    Yet, even with the problems, I think that the courts are probably the best solution to balance the individual rights of the parents against the rights of the minors (in light of the fact that they are assumed to acquire the same rights as other adults in the future).

    If the state does not have the authority to evaluate each parent and child for proper upbringing (and it shouldn’t because we don’t even know what ‘proper upbringing’ means), then the problem of ensuring that parents are educated enough to avoid harming their children has to be addressed from another angle.

  12. #12 Marcia
    January 9, 2007

    He should have done this
    http://patient.cancerconsultants.com/news.aspx?id=37959
    but, as Flex indicates, was most likely unaware of it. Fear makes people vulnerable and myopic. Information overcomes fear.
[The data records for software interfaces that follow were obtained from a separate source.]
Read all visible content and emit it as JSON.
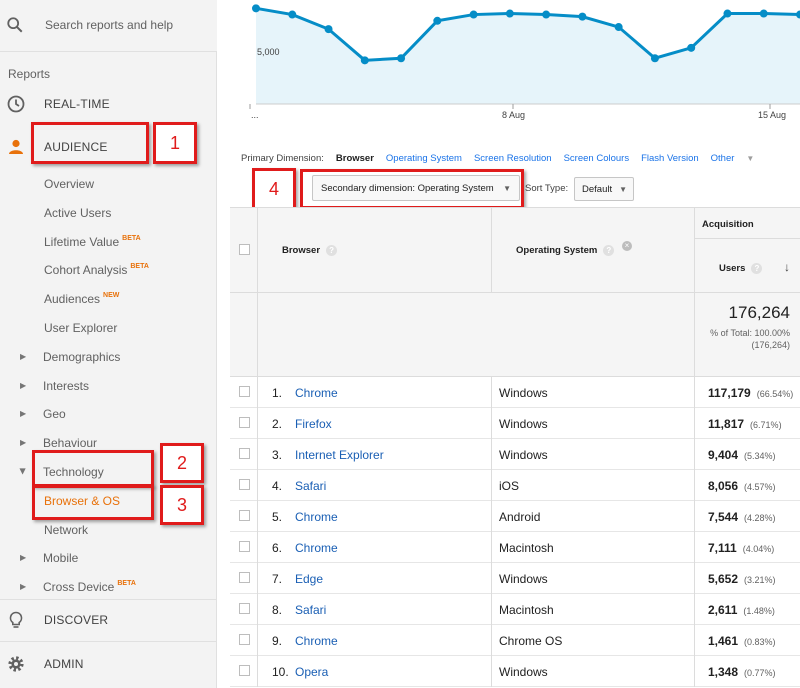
{
  "sidebar": {
    "search_placeholder": "Search reports and help",
    "reports_label": "Reports",
    "realtime": "REAL-TIME",
    "audience": "AUDIENCE",
    "audience_items": [
      {
        "label": "Overview",
        "badge": ""
      },
      {
        "label": "Active Users",
        "badge": ""
      },
      {
        "label": "Lifetime Value",
        "badge": "BETA"
      },
      {
        "label": "Cohort Analysis",
        "badge": "BETA"
      },
      {
        "label": "Audiences",
        "badge": "NEW"
      },
      {
        "label": "User Explorer",
        "badge": ""
      }
    ],
    "expand_items": [
      "Demographics",
      "Interests",
      "Geo",
      "Behaviour"
    ],
    "technology": "Technology",
    "browser_os": "Browser & OS",
    "network": "Network",
    "mobile": "Mobile",
    "cross_device": "Cross Device",
    "cross_device_badge": "BETA",
    "discover": "DISCOVER",
    "admin": "ADMIN",
    "accent_color": "#e8710a"
  },
  "annotations": [
    "1",
    "2",
    "3",
    "4"
  ],
  "chart": {
    "y_label": "5,000",
    "x_labels": [
      "...",
      "8 Aug",
      "15 Aug"
    ],
    "line_color": "#058dc7",
    "fill_color": "#e6f4fa"
  },
  "chart_data": {
    "type": "area",
    "series": [
      {
        "values": [
          0.92,
          0.86,
          0.72,
          0.42,
          0.44,
          0.8,
          0.86,
          0.87,
          0.86,
          0.84,
          0.74,
          0.44,
          0.54,
          0.87,
          0.87,
          0.86
        ]
      }
    ],
    "y_tick": "5,000",
    "x_ticks": [
      "...",
      "8 Aug",
      "15 Aug"
    ]
  },
  "primary_dimension": {
    "label": "Primary Dimension:",
    "active": "Browser",
    "options": [
      "Operating System",
      "Screen Resolution",
      "Screen Colours",
      "Flash Version"
    ],
    "other": "Other"
  },
  "toolbar": {
    "secondary_dimension": "Secondary dimension: Operating System",
    "sort_type_label": "Sort Type:",
    "sort_type_value": "Default"
  },
  "table": {
    "col_browser": "Browser",
    "col_os": "Operating System",
    "group_acquisition": "Acquisition",
    "col_users": "Users",
    "total": "176,264",
    "total_pct_line": "% of Total: 100.00%",
    "total_abs_line": "(176,264)",
    "rows": [
      {
        "idx": "1.",
        "browser": "Chrome",
        "os": "Windows",
        "users": "117,179",
        "pct": "(66.54%)"
      },
      {
        "idx": "2.",
        "browser": "Firefox",
        "os": "Windows",
        "users": "11,817",
        "pct": "(6.71%)"
      },
      {
        "idx": "3.",
        "browser": "Internet Explorer",
        "os": "Windows",
        "users": "9,404",
        "pct": "(5.34%)"
      },
      {
        "idx": "4.",
        "browser": "Safari",
        "os": "iOS",
        "users": "8,056",
        "pct": "(4.57%)"
      },
      {
        "idx": "5.",
        "browser": "Chrome",
        "os": "Android",
        "users": "7,544",
        "pct": "(4.28%)"
      },
      {
        "idx": "6.",
        "browser": "Chrome",
        "os": "Macintosh",
        "users": "7,111",
        "pct": "(4.04%)"
      },
      {
        "idx": "7.",
        "browser": "Edge",
        "os": "Windows",
        "users": "5,652",
        "pct": "(3.21%)"
      },
      {
        "idx": "8.",
        "browser": "Safari",
        "os": "Macintosh",
        "users": "2,611",
        "pct": "(1.48%)"
      },
      {
        "idx": "9.",
        "browser": "Chrome",
        "os": "Chrome OS",
        "users": "1,461",
        "pct": "(0.83%)"
      },
      {
        "idx": "10.",
        "browser": "Opera",
        "os": "Windows",
        "users": "1,348",
        "pct": "(0.77%)"
      }
    ]
  }
}
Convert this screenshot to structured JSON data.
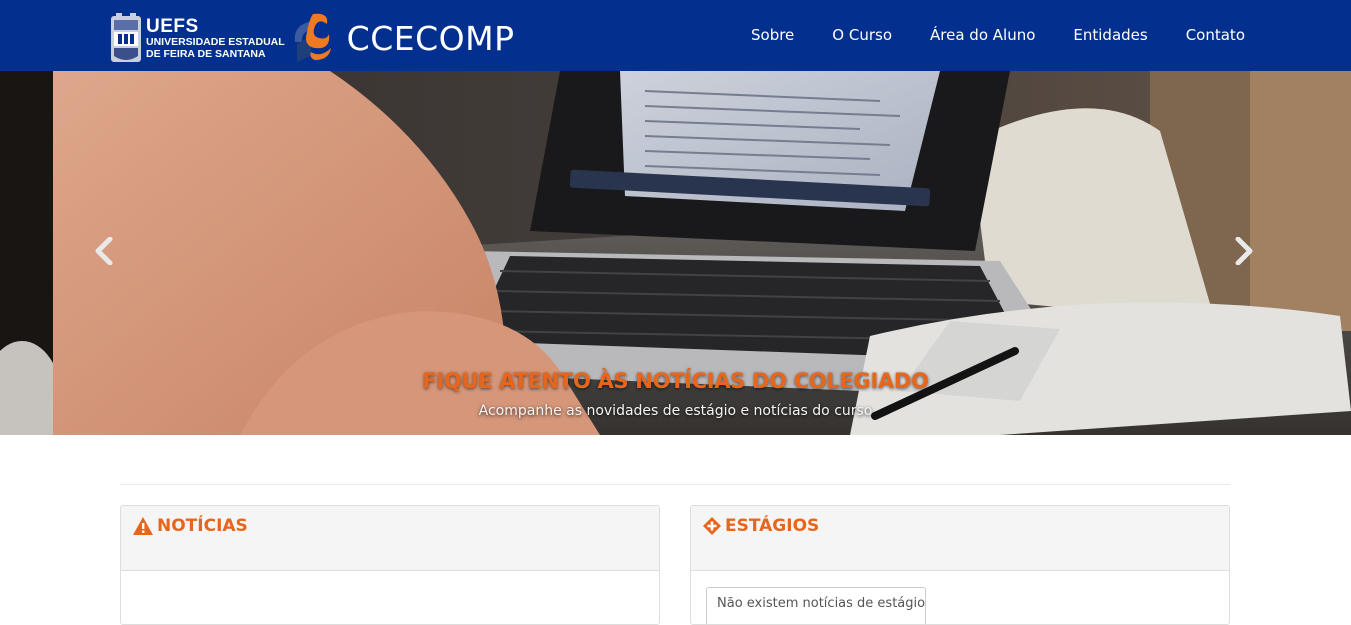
{
  "header": {
    "uefs_abbr": "UEFS",
    "uefs_line1": "UNIVERSIDADE ESTADUAL",
    "uefs_line2": "DE FEIRA DE SANTANA",
    "site_title": "CCECOMP",
    "background_color": "#03308f",
    "nav": [
      {
        "label": "Sobre"
      },
      {
        "label": "O Curso"
      },
      {
        "label": "Área do Aluno"
      },
      {
        "label": "Entidades"
      },
      {
        "label": "Contato"
      }
    ]
  },
  "carousel": {
    "caption_title": "FIQUE ATENTO ÀS NOTÍCIAS DO COLEGIADO",
    "caption_text": "Acompanhe as novidades de estágio e notícias do curso",
    "prev_icon": "chevron-left-icon",
    "next_icon": "chevron-right-icon",
    "accent_color": "#e8661c"
  },
  "panels": {
    "news": {
      "title": "NOTÍCIAS",
      "icon": "warning-triangle-icon"
    },
    "internships": {
      "title": "ESTÁGIOS",
      "icon": "plus-diamond-icon",
      "empty_text": "Não existem notícias de estágio"
    }
  }
}
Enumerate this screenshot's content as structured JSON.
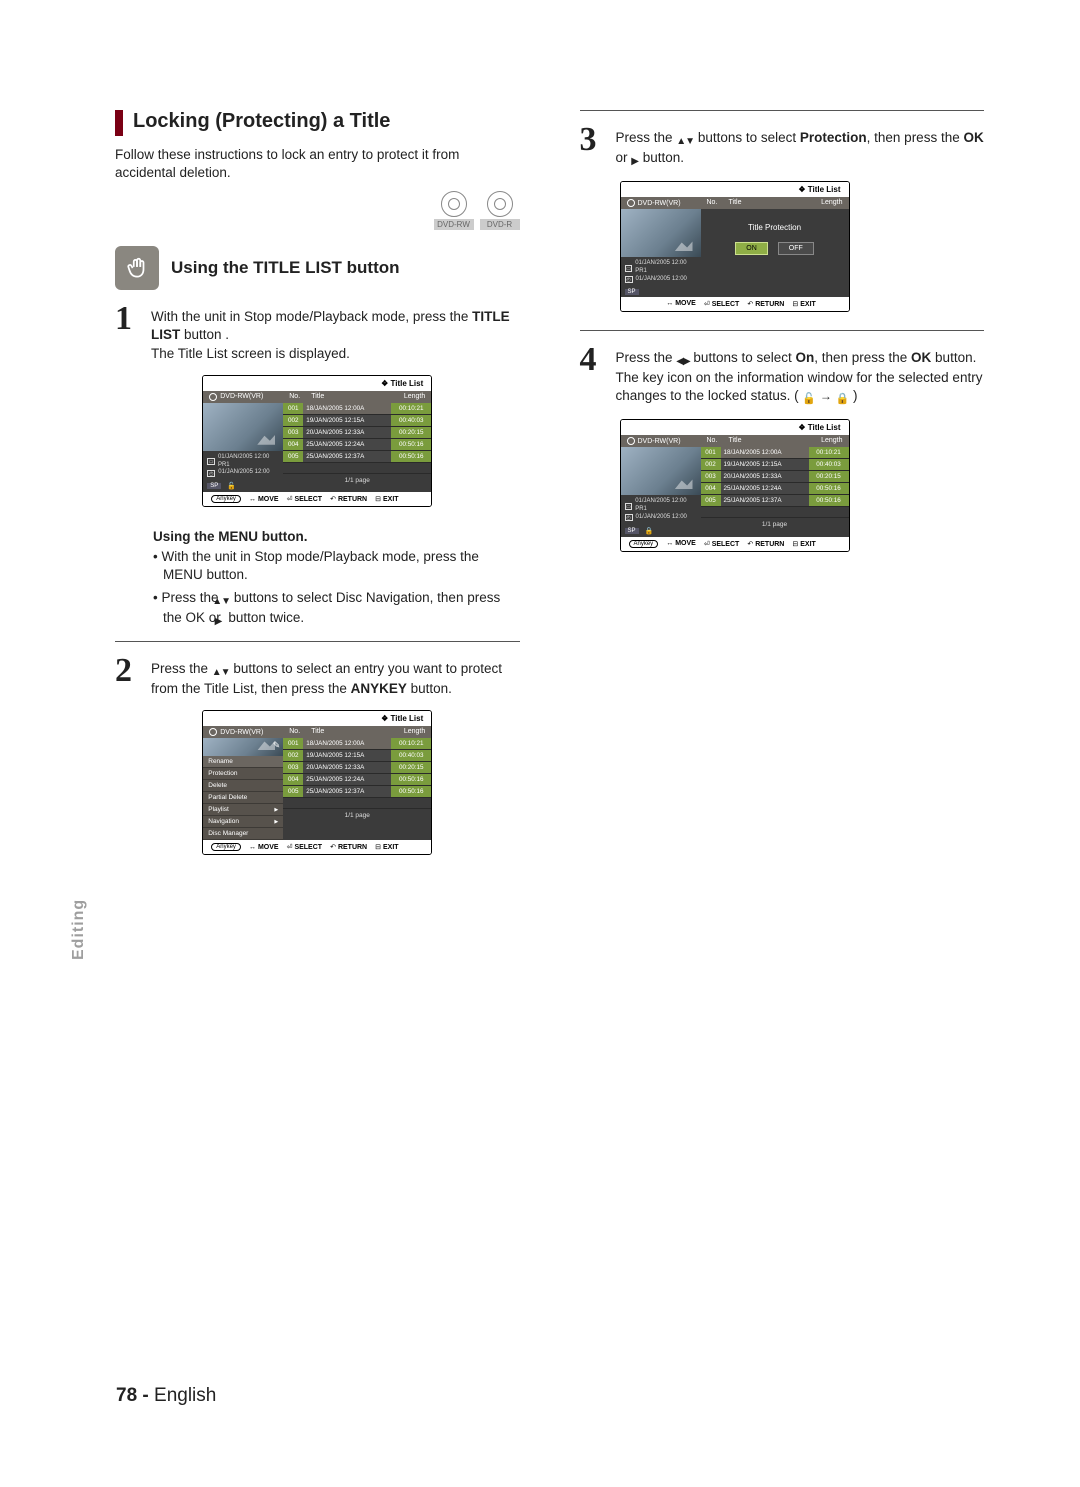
{
  "section": {
    "title": "Locking (Protecting) a Title",
    "intro": "Follow these instructions to lock an entry to protect it from accidental deletion."
  },
  "disc_icons": [
    "DVD-RW",
    "DVD-R"
  ],
  "subhead": "Using the TITLE LIST button",
  "steps": {
    "s1a": "With the unit in Stop mode/Playback mode, press the ",
    "s1b": "TITLE LIST",
    "s1c": " button .",
    "s1d": "The Title List screen is displayed.",
    "menuhead": "Using the MENU button.",
    "m1a": "With the unit in Stop mode/Playback mode, press the ",
    "m1b": "MENU",
    "m1c": " button.",
    "m2a": "Press the ",
    "m2b": " buttons to select ",
    "m2c": "Disc Navigation",
    "m2d": ", then press the ",
    "m2e": "OK",
    "m2f": " or ",
    "m2g": " button twice.",
    "s2a": "Press the ",
    "s2b": " buttons to select an entry you want to protect from the Title List, then press the ",
    "s2c": "ANYKEY",
    "s2d": " button.",
    "s3a": "Press the ",
    "s3b": " buttons to select ",
    "s3c": "Protection",
    "s3d": ", then press the ",
    "s3e": "OK",
    "s3f": " or ",
    "s3g": " button.",
    "s4a": "Press the ",
    "s4b": " buttons to select ",
    "s4c": "On",
    "s4d": ", then press the ",
    "s4e": "OK",
    "s4f": " button. The key icon on the information window for the selected entry changes to the locked status. ( ",
    "s4g": " )"
  },
  "ui_common": {
    "title": "Title List",
    "disc": "DVD-RW(VR)",
    "hdr_no": "No.",
    "hdr_title": "Title",
    "hdr_len": "Length",
    "info_line1": "01/JAN/2005 12:00 PR1",
    "info_line2": "01/JAN/2005 12:00",
    "sp": "SP",
    "pager": "1/1 page",
    "anykey": "Anykey",
    "move": "MOVE",
    "select": "SELECT",
    "return": "RETURN",
    "exit": "EXIT"
  },
  "rows": [
    {
      "no": "001",
      "title": "18/JAN/2005 12:00A",
      "len": "00:10:21"
    },
    {
      "no": "002",
      "title": "19/JAN/2005 12:15A",
      "len": "00:40:03"
    },
    {
      "no": "003",
      "title": "20/JAN/2005 12:33A",
      "len": "00:20:15"
    },
    {
      "no": "004",
      "title": "25/JAN/2005 12:24A",
      "len": "00:50:16"
    },
    {
      "no": "005",
      "title": "25/JAN/2005 12:37A",
      "len": "00:50:16"
    }
  ],
  "anykey_menu": [
    "Rename",
    "Protection",
    "Delete",
    "Partial Delete",
    "Playlist",
    "Navigation",
    "Disc Manager"
  ],
  "protection_dialog": {
    "label": "Title Protection",
    "on": "ON",
    "off": "OFF"
  },
  "side_label": "Editing",
  "footer": {
    "page": "78 -",
    "lang": "English"
  }
}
    I have known alties (I was one myself) who are ripe for changing and who have changed. Create a little doubt in them, throw a little logic their way, and, in time, they may well awaken.

  13. #13 Flex
    January 9, 2007

    Andrew Dodds wrote, “I agree that there should be some sort of legal responsabiliy to anyone selling a treatment for a disease to be able to shoe that it is both safe and effective. Unfortunately, those in first-world countries tend to be extremely vague (At least in writing) about what their snake oil will do.”

    I disagree with your assessment that the snake-oil salemen are extremely vague in first-world countries. (Or maybe the U.S.A. isn’t first world.) I had an altercation a couple years ago with our HR department which was advertising reflexology. The claims were fairly specific, not just promoting better health in general, but diagnosing specific medical problems. This was in an e-mail distributed to the entire division from HR. I wrote the director of HR and asked if it was appropriate for an automotive supplier’s HR department to be giving medical advice, and the medical claims part of the advertisements stopped. (Although the advertisements continue to this day.)

    This is one example, but there are others. Like the co-worker who started dating a Rikti-healer and asked me some advice about the claims on her web-page. I made it clear to him that I am not qualified to provide medical advice, but I did provide my opinion and point him in the direction of quackwatch and the skeptic’s dictionary for more information about Rikti-healing.

    As far as I can tell, there are laws already on the books which are supposed to prevent people with no medical background from making medical claims. These laws are there to help prevent people who don’t have the time to educate themselves about medical claims avoid ineffective or dubioius medical procedures. They are not there to protect an uneducated sub-class or stupid people. We are all uneducated about some topics and we are all occasionally idiots. The laws are for our own benefit.

    The AMA has established a code of ethics which if a physician violates may result in the removal from the professional organization. (As I understand it, at least.)

    Insurance companies (at one time) would refuse to compensate for medical procedures which have no evidence of benefits.

    Yet, even with the laws, professional codes, and to some degree financial restrictions on ineffective medical practices, they continue. To the extent that to attract customers, insurance companies and a few doctors are advertising and even promoting untested or ineffective treatments. And the laws are not enforced, even if there are complaints.

    Such is the power of belief over evidence.

  14. #14 george hawryluk
    March 15, 2007

    Has anyone read the paper that Dr. Patricia Ward Spain submitted to the Office of Technological Assessment at the request of Congress in late 80´s, in which a brief evaluation of the Hoxsey method is carried out?

    Does anyone even know what the treatment is about?

    Thank you